MATERIAL SUPPLIED
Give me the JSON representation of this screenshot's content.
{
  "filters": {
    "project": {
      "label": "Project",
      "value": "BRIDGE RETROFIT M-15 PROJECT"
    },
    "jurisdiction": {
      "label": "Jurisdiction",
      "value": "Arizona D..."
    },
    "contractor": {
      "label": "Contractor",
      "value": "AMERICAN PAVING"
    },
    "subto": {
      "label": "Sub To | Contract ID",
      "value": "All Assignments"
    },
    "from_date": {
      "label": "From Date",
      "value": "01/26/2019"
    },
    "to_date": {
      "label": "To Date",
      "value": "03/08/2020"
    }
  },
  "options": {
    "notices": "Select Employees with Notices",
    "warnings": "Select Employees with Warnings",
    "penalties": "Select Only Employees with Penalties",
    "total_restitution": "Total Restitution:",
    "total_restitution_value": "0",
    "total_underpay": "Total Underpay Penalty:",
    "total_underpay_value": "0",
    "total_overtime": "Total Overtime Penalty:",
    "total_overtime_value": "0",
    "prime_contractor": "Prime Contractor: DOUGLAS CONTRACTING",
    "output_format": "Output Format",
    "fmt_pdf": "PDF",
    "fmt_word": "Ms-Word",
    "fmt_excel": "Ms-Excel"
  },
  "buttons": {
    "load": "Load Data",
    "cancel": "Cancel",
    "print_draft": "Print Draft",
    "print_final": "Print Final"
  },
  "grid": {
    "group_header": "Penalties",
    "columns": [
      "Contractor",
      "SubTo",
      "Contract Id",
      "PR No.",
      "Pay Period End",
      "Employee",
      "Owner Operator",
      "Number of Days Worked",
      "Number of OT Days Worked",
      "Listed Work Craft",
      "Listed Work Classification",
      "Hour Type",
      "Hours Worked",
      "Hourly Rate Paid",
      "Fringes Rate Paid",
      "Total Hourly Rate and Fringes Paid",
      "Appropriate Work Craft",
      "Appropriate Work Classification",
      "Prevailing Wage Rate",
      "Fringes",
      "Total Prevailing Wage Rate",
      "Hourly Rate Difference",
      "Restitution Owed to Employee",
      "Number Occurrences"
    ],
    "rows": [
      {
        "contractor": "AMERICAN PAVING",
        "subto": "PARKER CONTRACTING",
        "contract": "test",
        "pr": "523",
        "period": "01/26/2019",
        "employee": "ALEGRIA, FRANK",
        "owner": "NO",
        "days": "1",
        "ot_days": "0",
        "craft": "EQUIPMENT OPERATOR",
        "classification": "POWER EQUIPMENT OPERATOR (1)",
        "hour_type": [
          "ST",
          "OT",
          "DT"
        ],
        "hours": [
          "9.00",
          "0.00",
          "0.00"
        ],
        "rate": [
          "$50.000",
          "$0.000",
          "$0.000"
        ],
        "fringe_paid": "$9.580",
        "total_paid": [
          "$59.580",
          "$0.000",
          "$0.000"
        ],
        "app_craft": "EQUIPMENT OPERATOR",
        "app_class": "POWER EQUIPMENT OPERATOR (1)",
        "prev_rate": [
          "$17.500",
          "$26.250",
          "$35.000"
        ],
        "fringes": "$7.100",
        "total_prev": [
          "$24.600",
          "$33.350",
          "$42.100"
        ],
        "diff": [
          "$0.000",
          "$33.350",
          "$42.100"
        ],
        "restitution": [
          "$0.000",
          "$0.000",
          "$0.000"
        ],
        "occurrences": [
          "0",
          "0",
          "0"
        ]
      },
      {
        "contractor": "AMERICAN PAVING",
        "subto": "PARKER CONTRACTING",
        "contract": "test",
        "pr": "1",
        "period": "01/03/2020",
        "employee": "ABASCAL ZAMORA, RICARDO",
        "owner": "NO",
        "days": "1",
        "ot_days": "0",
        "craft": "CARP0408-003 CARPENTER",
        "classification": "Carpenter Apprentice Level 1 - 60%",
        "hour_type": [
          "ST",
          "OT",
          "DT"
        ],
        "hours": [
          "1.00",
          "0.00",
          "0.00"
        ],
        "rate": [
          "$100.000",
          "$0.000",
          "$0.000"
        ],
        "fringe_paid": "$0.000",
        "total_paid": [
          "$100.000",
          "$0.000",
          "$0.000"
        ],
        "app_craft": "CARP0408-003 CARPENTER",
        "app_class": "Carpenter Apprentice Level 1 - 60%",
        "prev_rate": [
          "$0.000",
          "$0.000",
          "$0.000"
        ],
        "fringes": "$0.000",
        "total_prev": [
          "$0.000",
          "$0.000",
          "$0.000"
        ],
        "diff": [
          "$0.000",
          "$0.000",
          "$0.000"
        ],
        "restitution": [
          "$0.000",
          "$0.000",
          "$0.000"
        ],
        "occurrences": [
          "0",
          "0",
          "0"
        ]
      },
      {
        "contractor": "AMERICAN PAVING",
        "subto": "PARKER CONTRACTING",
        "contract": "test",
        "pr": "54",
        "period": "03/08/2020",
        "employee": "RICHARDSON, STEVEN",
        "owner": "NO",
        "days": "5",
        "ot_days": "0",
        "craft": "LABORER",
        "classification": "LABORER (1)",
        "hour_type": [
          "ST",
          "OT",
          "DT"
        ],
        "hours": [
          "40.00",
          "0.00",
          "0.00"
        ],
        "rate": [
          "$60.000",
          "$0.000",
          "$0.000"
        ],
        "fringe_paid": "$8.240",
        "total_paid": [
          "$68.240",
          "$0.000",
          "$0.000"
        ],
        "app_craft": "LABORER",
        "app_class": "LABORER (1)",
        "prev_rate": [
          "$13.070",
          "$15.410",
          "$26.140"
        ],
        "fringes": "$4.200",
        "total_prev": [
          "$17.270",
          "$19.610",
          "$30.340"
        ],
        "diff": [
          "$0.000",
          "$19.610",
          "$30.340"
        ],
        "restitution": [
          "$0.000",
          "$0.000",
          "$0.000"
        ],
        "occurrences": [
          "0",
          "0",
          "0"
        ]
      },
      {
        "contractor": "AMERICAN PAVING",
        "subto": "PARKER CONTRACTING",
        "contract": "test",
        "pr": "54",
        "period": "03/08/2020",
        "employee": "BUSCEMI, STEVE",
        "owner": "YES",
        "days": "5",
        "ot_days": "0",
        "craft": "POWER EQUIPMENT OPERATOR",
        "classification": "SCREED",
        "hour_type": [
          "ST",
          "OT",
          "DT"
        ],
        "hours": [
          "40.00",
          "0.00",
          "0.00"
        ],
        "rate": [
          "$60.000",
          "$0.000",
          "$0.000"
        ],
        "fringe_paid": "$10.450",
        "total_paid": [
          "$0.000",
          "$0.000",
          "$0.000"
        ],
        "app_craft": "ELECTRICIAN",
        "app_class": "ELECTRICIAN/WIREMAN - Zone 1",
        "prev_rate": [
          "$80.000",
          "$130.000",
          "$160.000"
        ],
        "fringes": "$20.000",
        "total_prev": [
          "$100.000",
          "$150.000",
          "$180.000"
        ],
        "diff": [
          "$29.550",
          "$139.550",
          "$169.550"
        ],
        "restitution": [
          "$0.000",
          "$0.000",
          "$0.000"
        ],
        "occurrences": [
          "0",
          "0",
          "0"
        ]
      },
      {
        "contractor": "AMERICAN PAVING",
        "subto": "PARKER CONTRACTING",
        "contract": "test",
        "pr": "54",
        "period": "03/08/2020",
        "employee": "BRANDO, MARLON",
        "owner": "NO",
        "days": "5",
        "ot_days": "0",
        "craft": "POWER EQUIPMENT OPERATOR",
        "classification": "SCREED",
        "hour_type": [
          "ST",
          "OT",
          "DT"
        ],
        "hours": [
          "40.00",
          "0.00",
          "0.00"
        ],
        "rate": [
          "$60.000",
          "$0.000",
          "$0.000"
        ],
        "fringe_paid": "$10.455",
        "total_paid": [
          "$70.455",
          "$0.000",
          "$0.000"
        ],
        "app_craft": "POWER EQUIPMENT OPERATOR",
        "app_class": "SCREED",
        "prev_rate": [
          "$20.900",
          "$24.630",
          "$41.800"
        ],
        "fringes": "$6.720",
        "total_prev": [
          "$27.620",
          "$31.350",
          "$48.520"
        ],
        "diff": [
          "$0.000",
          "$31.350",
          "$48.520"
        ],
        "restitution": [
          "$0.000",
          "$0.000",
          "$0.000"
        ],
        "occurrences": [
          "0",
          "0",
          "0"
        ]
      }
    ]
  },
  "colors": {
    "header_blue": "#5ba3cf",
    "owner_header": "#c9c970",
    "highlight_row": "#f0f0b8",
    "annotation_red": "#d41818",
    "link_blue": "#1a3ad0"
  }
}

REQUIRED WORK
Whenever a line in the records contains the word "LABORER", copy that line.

THE ANSWER
        "craft": "LABORER",
        "classification": "LABORER (1)",
        "app_craft": "LABORER",
        "app_class": "LABORER (1)",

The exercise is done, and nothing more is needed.